Closing the expectation gap between what adults believe today’s youth is capable of, and allowing them to create their own solutions to today (and tomorrow’s) biggest challenges; closing the wealth gap, education gap and healthcare gap will impact society greatly in the next 5-10 years. Based on her work with families worldwide, Debroah Gilboa, MD’s expertise has guided her towards her philosophy of having adults step back, so youth can step up. Media personality, author, family physician and mom of four boys, Dr. G is excited to join TEDx CMU in her hometown, at her alma mater.
Dr. Rajiv Gandhi is an Associate Professor of Computer Science at the Rutgers University-Camden. He also teaches at the University of Pennsylvania. He received his Ph.D. in Computer Science in 2003 from the University of Maryland, College Park. His research interests lie in the broad area of theoretical computer science. Specifically, he is interested in approximation and randomized algorithms. He is a passionate educator who loves working with students with diverse backgrounds, helping them achieve their potential. He has been the recipient of several teaching excellence awards, including the Warren I. Susman award for teaching excellence at Rutgers University in 2014. He also received the Chancellor’s award for Civic Engagement at Rutgers-Camden in 2013. He was a Fulbright Fellow from Jan-June 2011, during which he worked with students in Mumbai, India, and has continued to do so. Since 2009, he has also been working with high school students as part of the Program in Algorithmic and Combinatorial Thinking (http://algorithmicthinking.org).

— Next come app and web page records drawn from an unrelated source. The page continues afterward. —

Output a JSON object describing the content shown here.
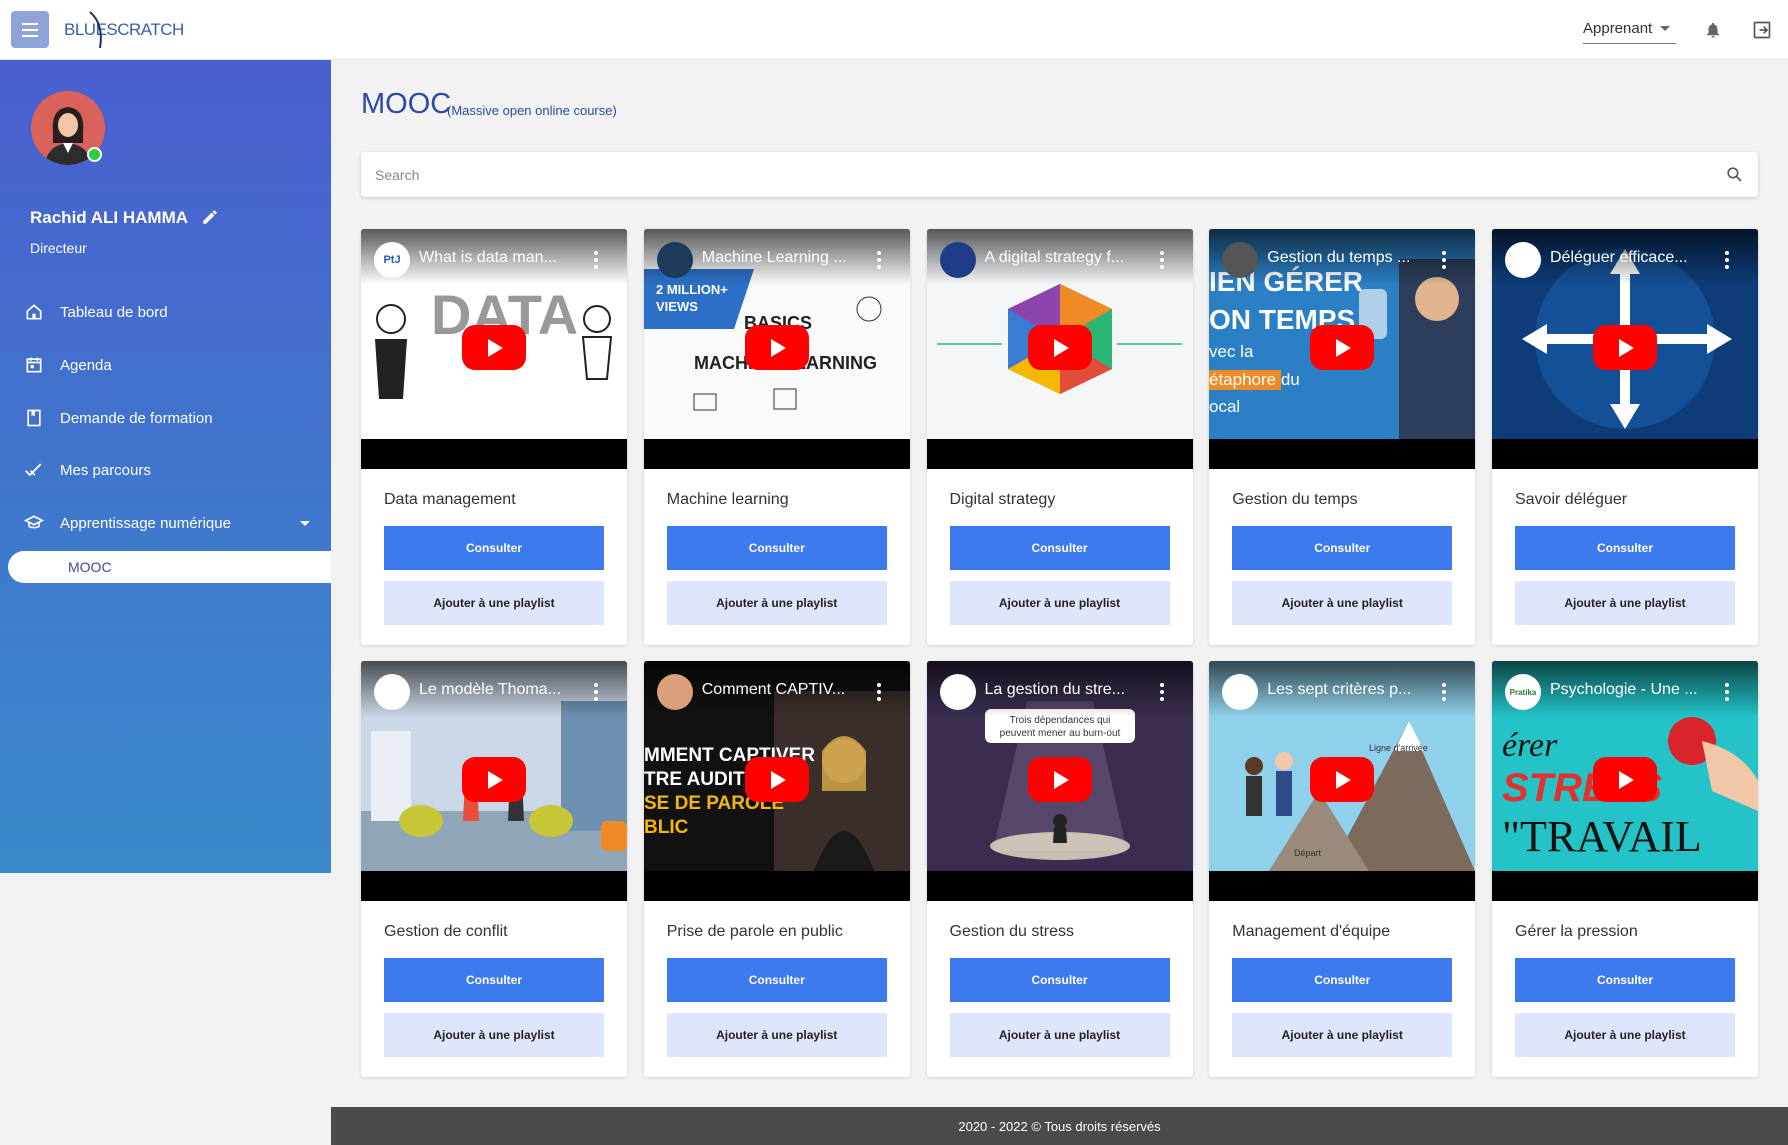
{
  "app": {
    "logo_text": "BLUESCRATCH",
    "role_select": "Apprenant"
  },
  "sidebar": {
    "user_name": "Rachid ALI HAMMA",
    "user_role": "Directeur",
    "items": [
      {
        "label": "Tableau de bord",
        "icon": "home-icon"
      },
      {
        "label": "Agenda",
        "icon": "calendar-icon"
      },
      {
        "label": "Demande de formation",
        "icon": "bookmark-icon"
      },
      {
        "label": "Mes parcours",
        "icon": "double-check-icon"
      },
      {
        "label": "Apprentissage numérique",
        "icon": "graduation-cap-icon"
      }
    ],
    "sub_item": "MOOC"
  },
  "main": {
    "title": "MOOC",
    "subtitle": "(Massive open online course)",
    "search_placeholder": "Search",
    "consult_label": "Consulter",
    "playlist_label": "Ajouter à une playlist",
    "cards": [
      {
        "title": "Data management",
        "video_title": "What is data man...",
        "channel": "PtJ"
      },
      {
        "title": "Machine learning",
        "video_title": "Machine Learning ...",
        "channel": ""
      },
      {
        "title": "Digital strategy",
        "video_title": "A digital strategy f...",
        "channel": ""
      },
      {
        "title": "Gestion du temps",
        "video_title": "Gestion du temps ...",
        "channel": ""
      },
      {
        "title": "Savoir déléguer",
        "video_title": "Déléguer efficace...",
        "channel": ""
      },
      {
        "title": "Gestion de conflit",
        "video_title": "Le modèle Thoma...",
        "channel": ""
      },
      {
        "title": "Prise de parole en public",
        "video_title": "Comment CAPTIV...",
        "channel": ""
      },
      {
        "title": "Gestion du stress",
        "video_title": "La gestion du stre...",
        "channel": ""
      },
      {
        "title": "Management d'équipe",
        "video_title": "Les sept critères p...",
        "channel": ""
      },
      {
        "title": "Gérer la pression",
        "video_title": "Psychologie - Une ...",
        "channel": "Pratika"
      }
    ]
  },
  "footer": {
    "text": "2020 - 2022 © Tous droits réservés"
  }
}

Ms. Carolyn O’Donnell is a professionally certified Florida English and Social Science educator, who earned a Bachelor of Arts from Cornell University in 2002. Her studies focused in English literature and biological genetic sciences. Upon garnering a teaching position in Florida’s public schools, Carolyn realized she had talents in developing curricula, training colleagues in educational leadership, and coaching students in writing, reading, and test taking strategies. Also at that time, she sought out her own teachers to learn self-reflection practices that would give her the courage to live a more impassioned, conscious life. Carolyn began traveling, and has since visited 30 countries; she learned the art of photography, made meditation and conscious living a priority, and pursued poetry writing. Inside and outside the school classroom, Carolyn creates lessons for adults and students, so that they too can realize their own infinitely powerful potential; her interdisciplinary lessons based in philosophy, emotional intelligence, cultural studies, and literary and scientific disciplines, inspire students to enact their knowledge: they too have the courage to move forward and make their dreams living. Carolyn is pursuing a Masters of Arts in English Literature through Middlebury College. She continues to write poems, publish essays, and travel with the understanding that the external world is a reflection of her internal world.